BEGIN Input

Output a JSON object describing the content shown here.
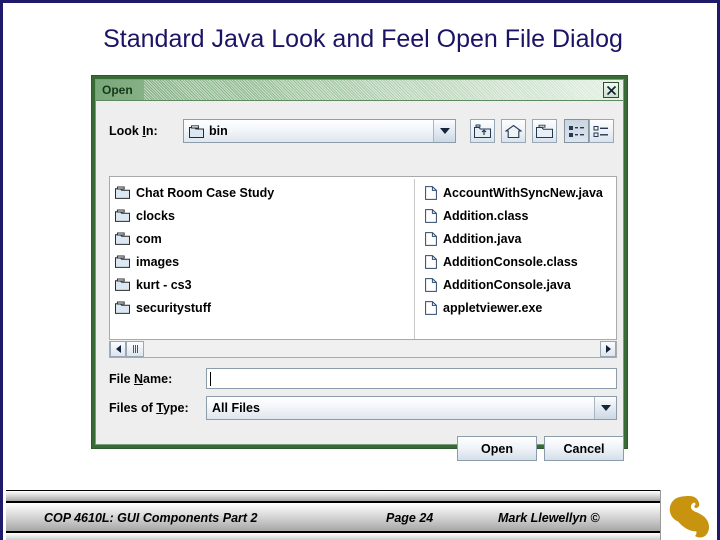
{
  "slide": {
    "title": "Standard Java Look and Feel Open File Dialog",
    "title_color": "#1b1464",
    "border_color": "#201a6b"
  },
  "dialog": {
    "titlebar": {
      "title": "Open",
      "close_icon": "close-x-icon",
      "accent_color": "#366b36"
    },
    "lookin": {
      "label": "Look In:",
      "value": "bin",
      "value_icon": "folder-icon",
      "dropdown_icon": "chevron-down-icon"
    },
    "toolbar": [
      {
        "name": "up-one-level-button",
        "icon": "up-folder-icon"
      },
      {
        "name": "home-button",
        "icon": "home-icon"
      },
      {
        "name": "new-folder-button",
        "icon": "new-folder-icon"
      },
      {
        "name": "list-view-button",
        "icon": "list-view-icon",
        "selected": true
      },
      {
        "name": "details-view-button",
        "icon": "details-view-icon",
        "selected": false
      }
    ],
    "filelist": {
      "column1": [
        {
          "name": "Chat Room Case Study",
          "icon": "folder-icon"
        },
        {
          "name": "clocks",
          "icon": "folder-icon"
        },
        {
          "name": "com",
          "icon": "folder-icon"
        },
        {
          "name": "images",
          "icon": "folder-icon"
        },
        {
          "name": "kurt - cs3",
          "icon": "folder-icon"
        },
        {
          "name": "securitystuff",
          "icon": "folder-icon"
        }
      ],
      "column2": [
        {
          "name": "AccountWithSyncNew.java",
          "icon": "file-icon"
        },
        {
          "name": "Addition.class",
          "icon": "file-icon"
        },
        {
          "name": "Addition.java",
          "icon": "file-icon"
        },
        {
          "name": "AdditionConsole.class",
          "icon": "file-icon"
        },
        {
          "name": "AdditionConsole.java",
          "icon": "file-icon"
        },
        {
          "name": "appletviewer.exe",
          "icon": "file-icon"
        }
      ]
    },
    "scrollbar": {
      "left_icon": "arrow-left-icon",
      "right_icon": "arrow-right-icon"
    },
    "filename": {
      "label": "File Name:",
      "value": "",
      "placeholder": ""
    },
    "filetype": {
      "label": "Files of Type:",
      "value": "All Files",
      "dropdown_icon": "chevron-down-icon"
    },
    "buttons": {
      "open": "Open",
      "cancel": "Cancel"
    }
  },
  "footer": {
    "course": "COP 4610L: GUI Components Part 2",
    "page": "Page 24",
    "author": "Mark Llewellyn ©",
    "logo": "pegasus-logo",
    "logo_color": "#c8940f"
  }
}
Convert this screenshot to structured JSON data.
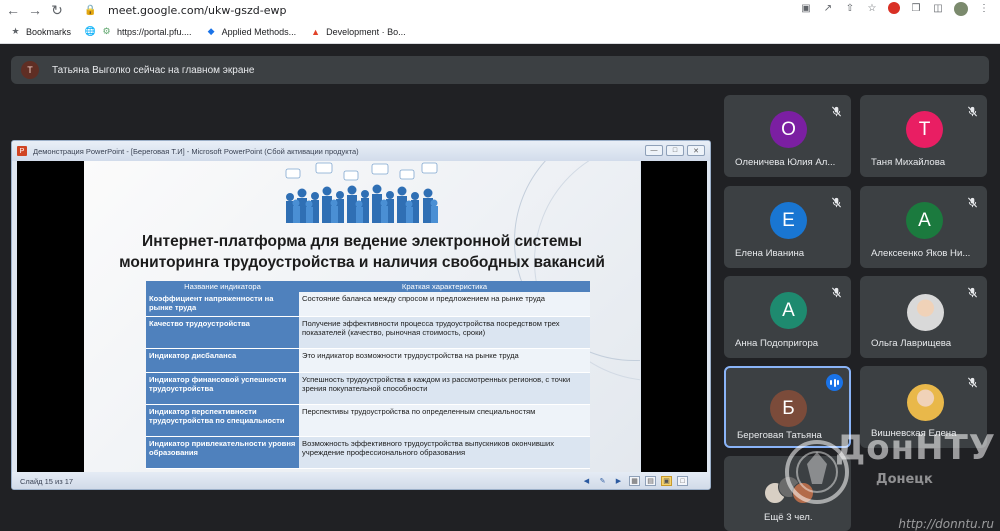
{
  "browser": {
    "url": "meet.google.com/ukw-gszd-ewp",
    "bookmarks": [
      {
        "label": "Bookmarks",
        "icon": "star-icon"
      },
      {
        "label": "https://portal.pfu....",
        "icon": "globe-icon"
      },
      {
        "label": "Applied Methods...",
        "icon": "diamond-icon"
      },
      {
        "label": "Development · Bo...",
        "icon": "gitlab-icon"
      }
    ]
  },
  "notification": {
    "avatar_letter": "Т",
    "text": "Татьяна Выголко сейчас на главном экране"
  },
  "presentation": {
    "window_title": "Демонстрация PowerPoint - [Береговая Т.И] - Microsoft PowerPoint (Сбой активации продукта)",
    "app_icon_letter": "P",
    "slide_heading_line1": "Интернет-платформа для ведение электронной системы",
    "slide_heading_line2": "мониторинга трудоустройства и наличия свободных вакансий",
    "table": {
      "headers": [
        "Название индикатора",
        "Краткая характеристика"
      ],
      "rows": [
        {
          "name": "Коэффициент напряженности на рынке труда",
          "desc": "Состояние баланса между спросом и предложением на рынке труда"
        },
        {
          "name": "Качество трудоустройства",
          "desc": "Получение эффективности процесса трудоустройства посредством трех показателей (качество, рыночная стоимость, сроки)"
        },
        {
          "name": "Индикатор дисбаланса",
          "desc": "Это индикатор возможности трудоустройства на рынке труда"
        },
        {
          "name": "Индикатор финансовой успешности трудоустройства",
          "desc": "Успешность трудоустройства в каждом из рассмотренных регионов, с точки зрения покупательной способности"
        },
        {
          "name": "Индикатор перспективности трудоустройства по специальности",
          "desc": "Перспективы трудоустройства по определенным специальностям"
        },
        {
          "name": "Индикатор привлекательности уровня образования",
          "desc": "Возможность эффективного трудоустройства выпускников окончивших учреждение профессионального образования"
        }
      ]
    },
    "status_text": "Слайд 15 из 17"
  },
  "participants": [
    {
      "letter": "О",
      "name": "Оленичева Юлия Ал...",
      "color": "#7b1fa2",
      "muted": true
    },
    {
      "letter": "Т",
      "name": "Таня Михайлова",
      "color": "#e91e63",
      "muted": true
    },
    {
      "letter": "Е",
      "name": "Елена Иванина",
      "color": "#1976d2",
      "muted": true
    },
    {
      "letter": "А",
      "name": "Алексеенко Яков Ни...",
      "color": "#1b7a3e",
      "muted": true
    },
    {
      "letter": "А",
      "name": "Анна Подопригора",
      "color": "#1e8a6f",
      "muted": true
    },
    {
      "letter": "",
      "name": "Ольга Лаврищева",
      "color": "#d9d9d9",
      "muted": true,
      "photo": true
    },
    {
      "letter": "Б",
      "name": "Береговая Татьяна",
      "color": "#7b4b3a",
      "muted": false,
      "speaking": true
    },
    {
      "letter": "",
      "name": "Вишневская Елена",
      "color": "#e9b84a",
      "muted": true,
      "photo": true
    },
    {
      "letter": "",
      "name": "Ещё 3 чел.",
      "color": "#8a8a8a",
      "muted": false,
      "more": true
    }
  ],
  "watermark": {
    "title": "ДонНТУ",
    "subtitle": "http://donntu.ru",
    "extra": "Донецк"
  }
}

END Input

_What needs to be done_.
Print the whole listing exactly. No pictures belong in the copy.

_Solved exercise_.
Output a JSON object describing the content shown here.
{
  "slide": {
    "title": "Standard Java Look and Feel Open File Dialog",
    "title_color": "#1b1464",
    "border_color": "#201a6b"
  },
  "dialog": {
    "titlebar": {
      "title": "Open",
      "close_icon": "close-x-icon",
      "accent_color": "#366b36"
    },
    "lookin": {
      "label": "Look In:",
      "value": "bin",
      "value_icon": "folder-icon",
      "dropdown_icon": "chevron-down-icon"
    },
    "toolbar": [
      {
        "name": "up-one-level-button",
        "icon": "up-folder-icon"
      },
      {
        "name": "home-button",
        "icon": "home-icon"
      },
      {
        "name": "new-folder-button",
        "icon": "new-folder-icon"
      },
      {
        "name": "list-view-button",
        "icon": "list-view-icon",
        "selected": true
      },
      {
        "name": "details-view-button",
        "icon": "details-view-icon",
        "selected": false
      }
    ],
    "filelist": {
      "column1": [
        {
          "name": "Chat Room Case Study",
          "icon": "folder-icon"
        },
        {
          "name": "clocks",
          "icon": "folder-icon"
        },
        {
          "name": "com",
          "icon": "folder-icon"
        },
        {
          "name": "images",
          "icon": "folder-icon"
        },
        {
          "name": "kurt - cs3",
          "icon": "folder-icon"
        },
        {
          "name": "securitystuff",
          "icon": "folder-icon"
        }
      ],
      "column2": [
        {
          "name": "AccountWithSyncNew.java",
          "icon": "file-icon"
        },
        {
          "name": "Addition.class",
          "icon": "file-icon"
        },
        {
          "name": "Addition.java",
          "icon": "file-icon"
        },
        {
          "name": "AdditionConsole.class",
          "icon": "file-icon"
        },
        {
          "name": "AdditionConsole.java",
          "icon": "file-icon"
        },
        {
          "name": "appletviewer.exe",
          "icon": "file-icon"
        }
      ]
    },
    "scrollbar": {
      "left_icon": "arrow-left-icon",
      "right_icon": "arrow-right-icon"
    },
    "filename": {
      "label": "File Name:",
      "value": "",
      "placeholder": ""
    },
    "filetype": {
      "label": "Files of Type:",
      "value": "All Files",
      "dropdown_icon": "chevron-down-icon"
    },
    "buttons": {
      "open": "Open",
      "cancel": "Cancel"
    }
  },
  "footer": {
    "course": "COP 4610L: GUI Components Part 2",
    "page": "Page 24",
    "author": "Mark Llewellyn ©",
    "logo": "pegasus-logo",
    "logo_color": "#c8940f"
  }
}
Convert this screenshot to structured JSON data.
{
  "browser": {
    "url": "meet.google.com/ukw-gszd-ewp",
    "bookmarks": [
      {
        "label": "Bookmarks",
        "icon": "star-icon"
      },
      {
        "label": "https://portal.pfu....",
        "icon": "globe-icon"
      },
      {
        "label": "Applied Methods...",
        "icon": "diamond-icon"
      },
      {
        "label": "Development · Bo...",
        "icon": "gitlab-icon"
      }
    ]
  },
  "notification": {
    "avatar_letter": "Т",
    "text": "Татьяна Выголко сейчас на главном экране"
  },
  "presentation": {
    "window_title": "Демонстрация PowerPoint - [Береговая Т.И] - Microsoft PowerPoint (Сбой активации продукта)",
    "app_icon_letter": "P",
    "slide_heading_line1": "Интернет-платформа для ведение электронной системы",
    "slide_heading_line2": "мониторинга трудоустройства и наличия свободных вакансий",
    "table": {
      "headers": [
        "Название индикатора",
        "Краткая характеристика"
      ],
      "rows": [
        {
          "name": "Коэффициент напряженности на рынке труда",
          "desc": "Состояние баланса между спросом и предложением на рынке труда"
        },
        {
          "name": "Качество трудоустройства",
          "desc": "Получение эффективности процесса трудоустройства посредством трех показателей (качество, рыночная стоимость, сроки)"
        },
        {
          "name": "Индикатор дисбаланса",
          "desc": "Это индикатор возможности трудоустройства на рынке труда"
        },
        {
          "name": "Индикатор финансовой успешности трудоустройства",
          "desc": "Успешность трудоустройства в каждом из рассмотренных регионов, с точки зрения покупательной способности"
        },
        {
          "name": "Индикатор перспективности трудоустройства по специальности",
          "desc": "Перспективы трудоустройства по определенным специальностям"
        },
        {
          "name": "Индикатор привлекательности уровня образования",
          "desc": "Возможность эффективного трудоустройства выпускников окончивших учреждение профессионального образования"
        }
      ]
    },
    "status_text": "Слайд 15 из 17"
  },
  "participants": [
    {
      "letter": "О",
      "name": "Оленичева Юлия Ал...",
      "color": "#7b1fa2",
      "muted": true
    },
    {
      "letter": "Т",
      "name": "Таня Михайлова",
      "color": "#e91e63",
      "muted": true
    },
    {
      "letter": "Е",
      "name": "Елена Иванина",
      "color": "#1976d2",
      "muted": true
    },
    {
      "letter": "А",
      "name": "Алексеенко Яков Ни...",
      "color": "#1b7a3e",
      "muted": true
    },
    {
      "letter": "А",
      "name": "Анна Подопригора",
      "color": "#1e8a6f",
      "muted": true
    },
    {
      "letter": "",
      "name": "Ольга Лаврищева",
      "color": "#d9d9d9",
      "muted": true,
      "photo": true
    },
    {
      "letter": "Б",
      "name": "Береговая Татьяна",
      "color": "#7b4b3a",
      "muted": false,
      "speaking": true
    },
    {
      "letter": "",
      "name": "Вишневская Елена",
      "color": "#e9b84a",
      "muted": true,
      "photo": true
    },
    {
      "letter": "",
      "name": "Ещё 3 чел.",
      "color": "#8a8a8a",
      "muted": false,
      "more": true
    }
  ],
  "watermark": {
    "title": "ДонНТУ",
    "subtitle": "http://donntu.ru",
    "extra": "Донецк"
  }
}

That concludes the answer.